[Interface dataset entries]
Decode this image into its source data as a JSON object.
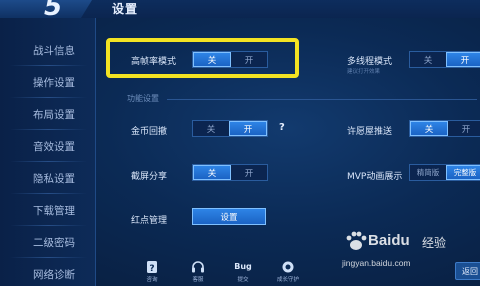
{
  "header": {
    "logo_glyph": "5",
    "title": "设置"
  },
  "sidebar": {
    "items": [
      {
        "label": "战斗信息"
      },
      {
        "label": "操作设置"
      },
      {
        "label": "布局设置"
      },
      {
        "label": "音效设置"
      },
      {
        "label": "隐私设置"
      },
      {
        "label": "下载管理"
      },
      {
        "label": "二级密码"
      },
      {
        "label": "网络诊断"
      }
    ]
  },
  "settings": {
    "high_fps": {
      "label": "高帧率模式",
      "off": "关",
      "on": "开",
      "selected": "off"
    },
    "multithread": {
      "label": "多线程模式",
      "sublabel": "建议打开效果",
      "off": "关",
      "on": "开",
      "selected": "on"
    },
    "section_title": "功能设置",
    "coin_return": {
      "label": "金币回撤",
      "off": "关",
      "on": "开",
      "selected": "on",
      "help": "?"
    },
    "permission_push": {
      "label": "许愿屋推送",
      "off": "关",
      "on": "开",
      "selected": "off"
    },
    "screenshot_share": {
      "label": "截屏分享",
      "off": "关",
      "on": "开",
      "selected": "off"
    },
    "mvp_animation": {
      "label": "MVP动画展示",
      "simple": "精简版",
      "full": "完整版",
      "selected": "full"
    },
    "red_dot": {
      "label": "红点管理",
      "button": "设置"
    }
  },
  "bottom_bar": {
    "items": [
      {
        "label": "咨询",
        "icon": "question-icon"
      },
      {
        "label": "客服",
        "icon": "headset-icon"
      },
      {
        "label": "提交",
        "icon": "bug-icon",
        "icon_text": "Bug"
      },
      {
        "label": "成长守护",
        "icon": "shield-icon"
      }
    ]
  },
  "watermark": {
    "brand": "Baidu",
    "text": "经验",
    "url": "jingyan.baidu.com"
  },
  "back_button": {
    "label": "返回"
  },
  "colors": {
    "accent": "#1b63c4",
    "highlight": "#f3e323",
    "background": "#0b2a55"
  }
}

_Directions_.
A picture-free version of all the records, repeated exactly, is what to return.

_Output of the exercise_.
Decode this image into its source data as a JSON object.
{
  "header": {
    "logo_glyph": "5",
    "title": "设置"
  },
  "sidebar": {
    "items": [
      {
        "label": "战斗信息"
      },
      {
        "label": "操作设置"
      },
      {
        "label": "布局设置"
      },
      {
        "label": "音效设置"
      },
      {
        "label": "隐私设置"
      },
      {
        "label": "下载管理"
      },
      {
        "label": "二级密码"
      },
      {
        "label": "网络诊断"
      }
    ]
  },
  "settings": {
    "high_fps": {
      "label": "高帧率模式",
      "off": "关",
      "on": "开",
      "selected": "off"
    },
    "multithread": {
      "label": "多线程模式",
      "sublabel": "建议打开效果",
      "off": "关",
      "on": "开",
      "selected": "on"
    },
    "section_title": "功能设置",
    "coin_return": {
      "label": "金币回撤",
      "off": "关",
      "on": "开",
      "selected": "on",
      "help": "?"
    },
    "permission_push": {
      "label": "许愿屋推送",
      "off": "关",
      "on": "开",
      "selected": "off"
    },
    "screenshot_share": {
      "label": "截屏分享",
      "off": "关",
      "on": "开",
      "selected": "off"
    },
    "mvp_animation": {
      "label": "MVP动画展示",
      "simple": "精简版",
      "full": "完整版",
      "selected": "full"
    },
    "red_dot": {
      "label": "红点管理",
      "button": "设置"
    }
  },
  "bottom_bar": {
    "items": [
      {
        "label": "咨询",
        "icon": "question-icon"
      },
      {
        "label": "客服",
        "icon": "headset-icon"
      },
      {
        "label": "提交",
        "icon": "bug-icon",
        "icon_text": "Bug"
      },
      {
        "label": "成长守护",
        "icon": "shield-icon"
      }
    ]
  },
  "watermark": {
    "brand": "Baidu",
    "text": "经验",
    "url": "jingyan.baidu.com"
  },
  "back_button": {
    "label": "返回"
  },
  "colors": {
    "accent": "#1b63c4",
    "highlight": "#f3e323",
    "background": "#0b2a55"
  }
}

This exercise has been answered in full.